[Dataset records]
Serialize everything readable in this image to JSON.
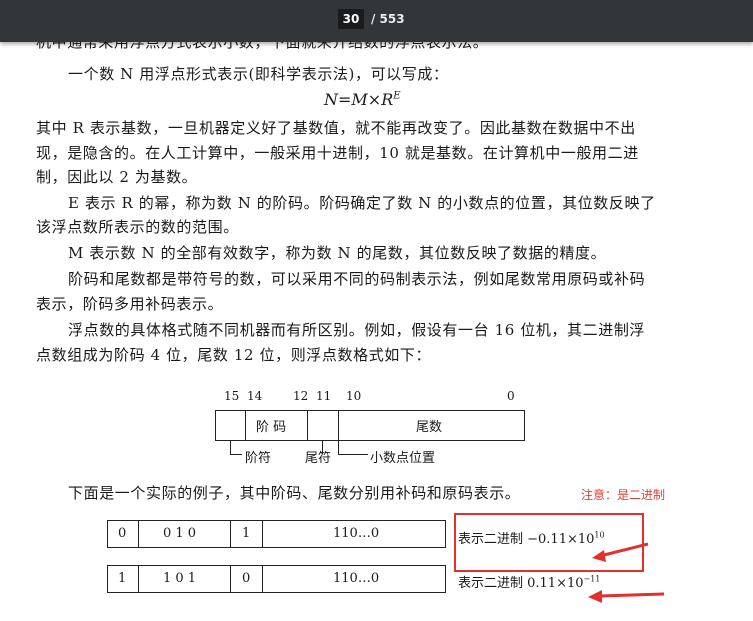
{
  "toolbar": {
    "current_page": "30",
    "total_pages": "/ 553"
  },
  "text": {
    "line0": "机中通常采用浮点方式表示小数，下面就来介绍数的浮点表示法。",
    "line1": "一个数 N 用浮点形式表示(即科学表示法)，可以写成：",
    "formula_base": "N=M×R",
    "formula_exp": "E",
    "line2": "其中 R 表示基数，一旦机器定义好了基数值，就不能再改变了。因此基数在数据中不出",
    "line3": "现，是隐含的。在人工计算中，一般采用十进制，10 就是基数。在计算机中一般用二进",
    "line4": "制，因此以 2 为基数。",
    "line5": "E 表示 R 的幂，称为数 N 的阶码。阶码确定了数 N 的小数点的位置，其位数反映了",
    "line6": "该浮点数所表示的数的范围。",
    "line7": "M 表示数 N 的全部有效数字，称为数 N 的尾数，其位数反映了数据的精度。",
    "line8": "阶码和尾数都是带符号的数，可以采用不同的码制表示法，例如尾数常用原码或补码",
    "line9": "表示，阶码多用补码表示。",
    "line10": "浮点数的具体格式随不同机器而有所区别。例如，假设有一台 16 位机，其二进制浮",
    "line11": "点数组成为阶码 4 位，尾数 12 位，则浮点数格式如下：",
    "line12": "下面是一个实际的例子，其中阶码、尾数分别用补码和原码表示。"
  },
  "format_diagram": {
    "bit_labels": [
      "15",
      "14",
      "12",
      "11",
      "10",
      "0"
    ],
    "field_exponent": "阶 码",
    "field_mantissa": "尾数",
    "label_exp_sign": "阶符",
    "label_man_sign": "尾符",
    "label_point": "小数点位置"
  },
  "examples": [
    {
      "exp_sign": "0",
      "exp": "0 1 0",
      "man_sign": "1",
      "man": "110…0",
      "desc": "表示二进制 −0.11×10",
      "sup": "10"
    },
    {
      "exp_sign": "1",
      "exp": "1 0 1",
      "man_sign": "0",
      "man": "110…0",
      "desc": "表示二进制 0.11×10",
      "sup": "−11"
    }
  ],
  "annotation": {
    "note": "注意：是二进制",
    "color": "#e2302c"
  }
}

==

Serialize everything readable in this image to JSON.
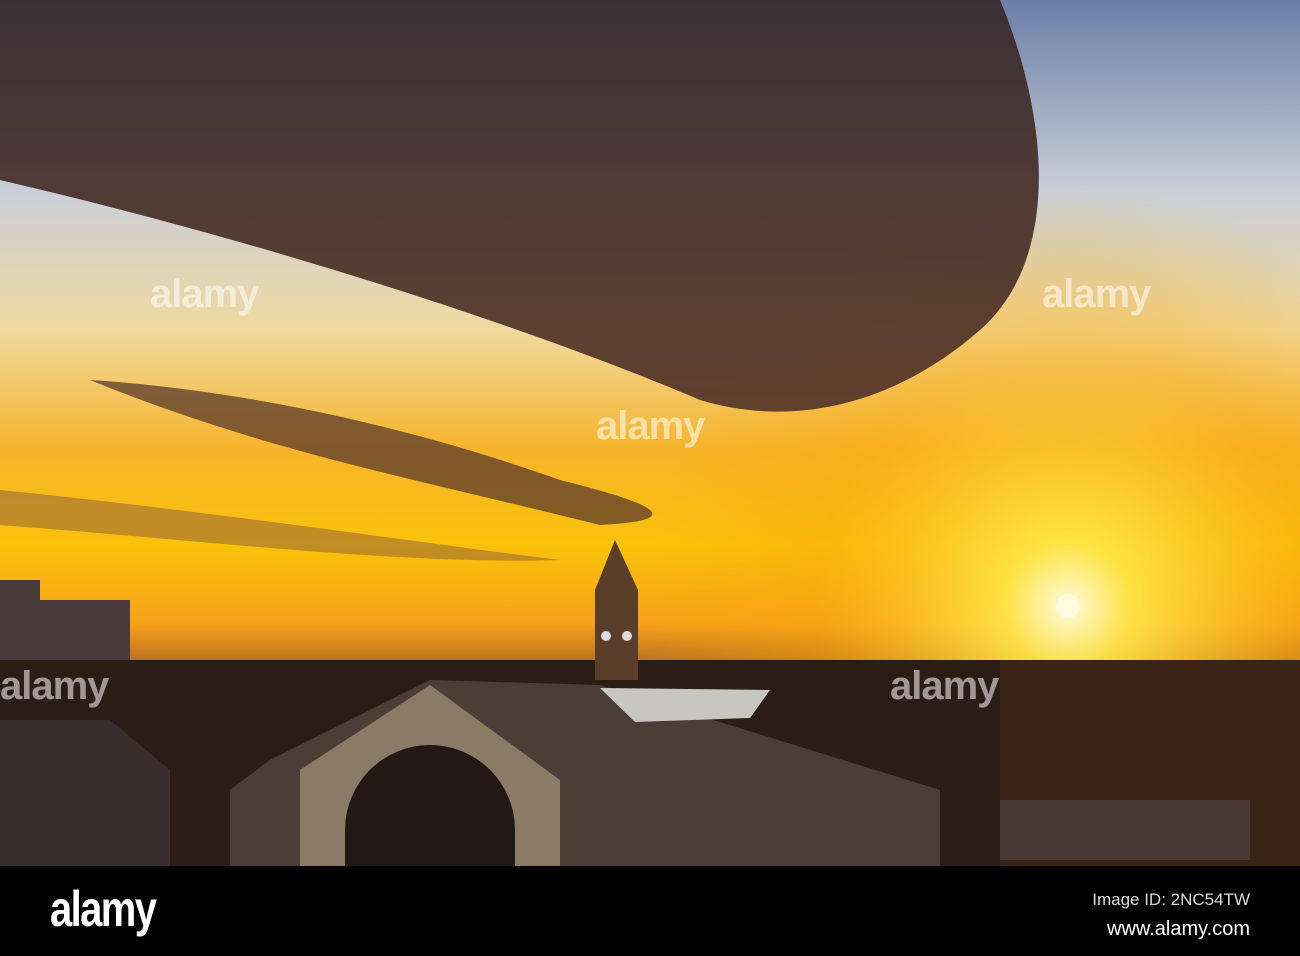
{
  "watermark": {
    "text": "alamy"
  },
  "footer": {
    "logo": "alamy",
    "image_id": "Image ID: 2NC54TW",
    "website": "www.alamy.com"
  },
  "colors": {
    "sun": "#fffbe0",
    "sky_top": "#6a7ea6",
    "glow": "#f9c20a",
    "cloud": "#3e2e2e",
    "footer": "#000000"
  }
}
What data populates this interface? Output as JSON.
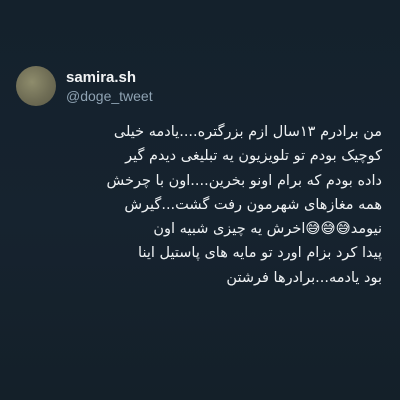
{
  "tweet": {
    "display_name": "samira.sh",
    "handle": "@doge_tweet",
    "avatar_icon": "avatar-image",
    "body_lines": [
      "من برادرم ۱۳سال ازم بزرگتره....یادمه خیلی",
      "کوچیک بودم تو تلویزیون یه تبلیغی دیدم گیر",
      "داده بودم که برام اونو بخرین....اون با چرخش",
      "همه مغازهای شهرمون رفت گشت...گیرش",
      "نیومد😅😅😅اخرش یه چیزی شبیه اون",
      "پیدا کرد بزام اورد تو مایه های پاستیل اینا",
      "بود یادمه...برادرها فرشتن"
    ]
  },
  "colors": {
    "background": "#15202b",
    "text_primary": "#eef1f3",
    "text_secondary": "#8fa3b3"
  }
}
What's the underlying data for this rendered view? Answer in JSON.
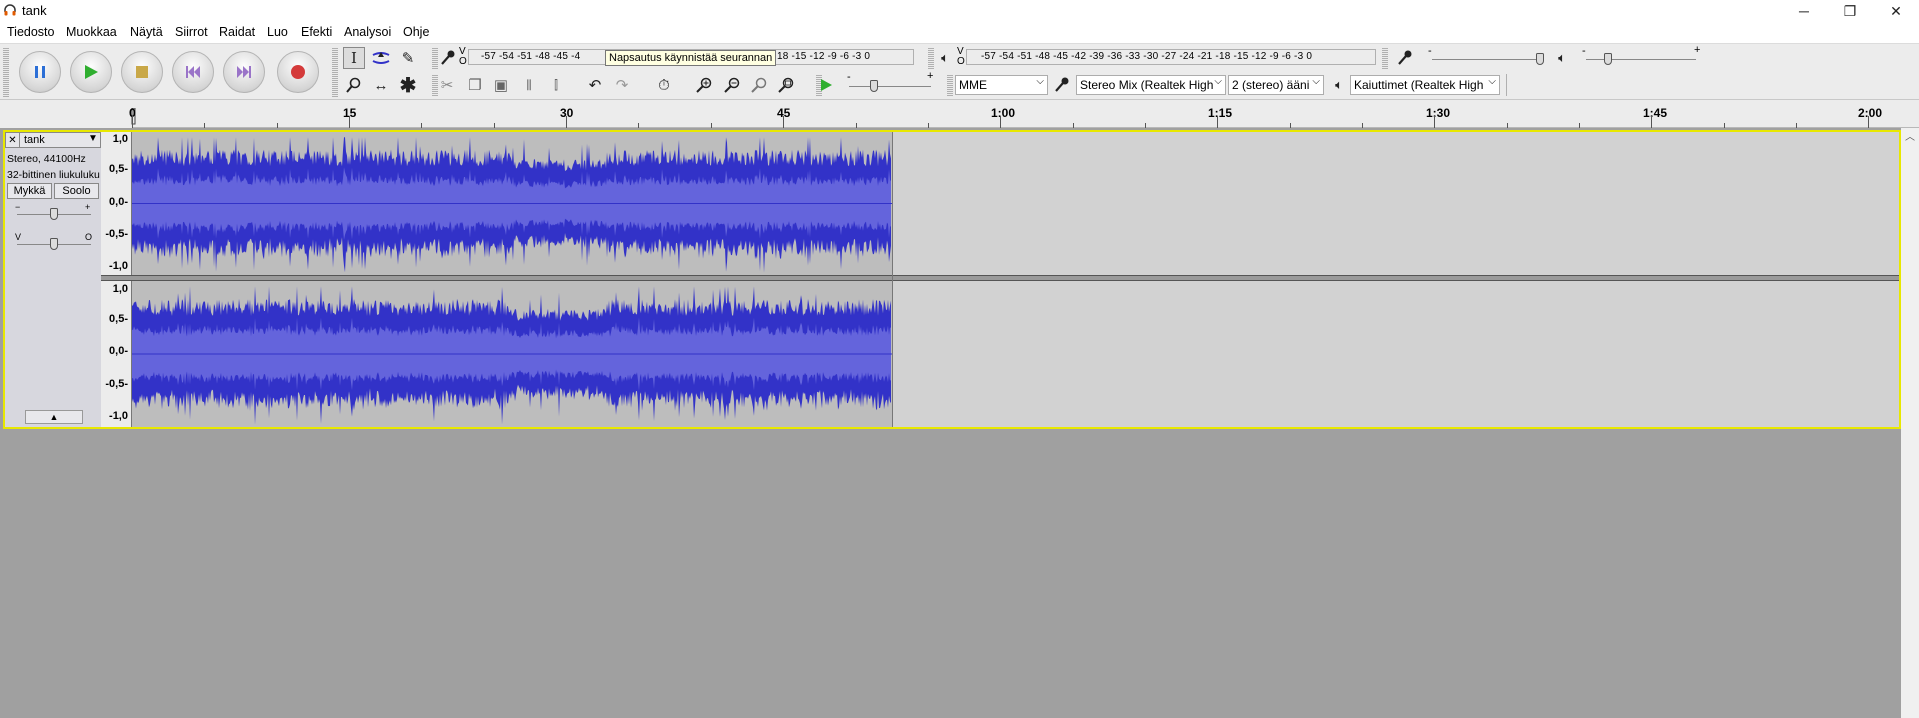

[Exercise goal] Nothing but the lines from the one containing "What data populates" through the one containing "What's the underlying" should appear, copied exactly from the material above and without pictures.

[Result of this task]
What data populates this interface? Output as JSON.
{
  "tweet": {
    "display_name": "samira.sh",
    "handle": "@doge_tweet",
    "avatar_icon": "avatar-image",
    "body_lines": [
      "من برادرم ۱۳سال ازم بزرگتره....یادمه خیلی",
      "کوچیک بودم تو تلویزیون یه تبلیغی دیدم گیر",
      "داده بودم که برام اونو بخرین....اون با چرخش",
      "همه مغازهای شهرمون رفت گشت...گیرش",
      "نیومد😅😅😅اخرش یه چیزی شبیه اون",
      "پیدا کرد بزام اورد تو مایه های پاستیل اینا",
      "بود یادمه...برادرها فرشتن"
    ]
  },
  "colors": {
    "background": "#15202b",
    "text_primary": "#eef1f3",
    "text_secondary": "#8fa3b3"
  }
}
What's the underlying data for this rendered view? Answer in JSON.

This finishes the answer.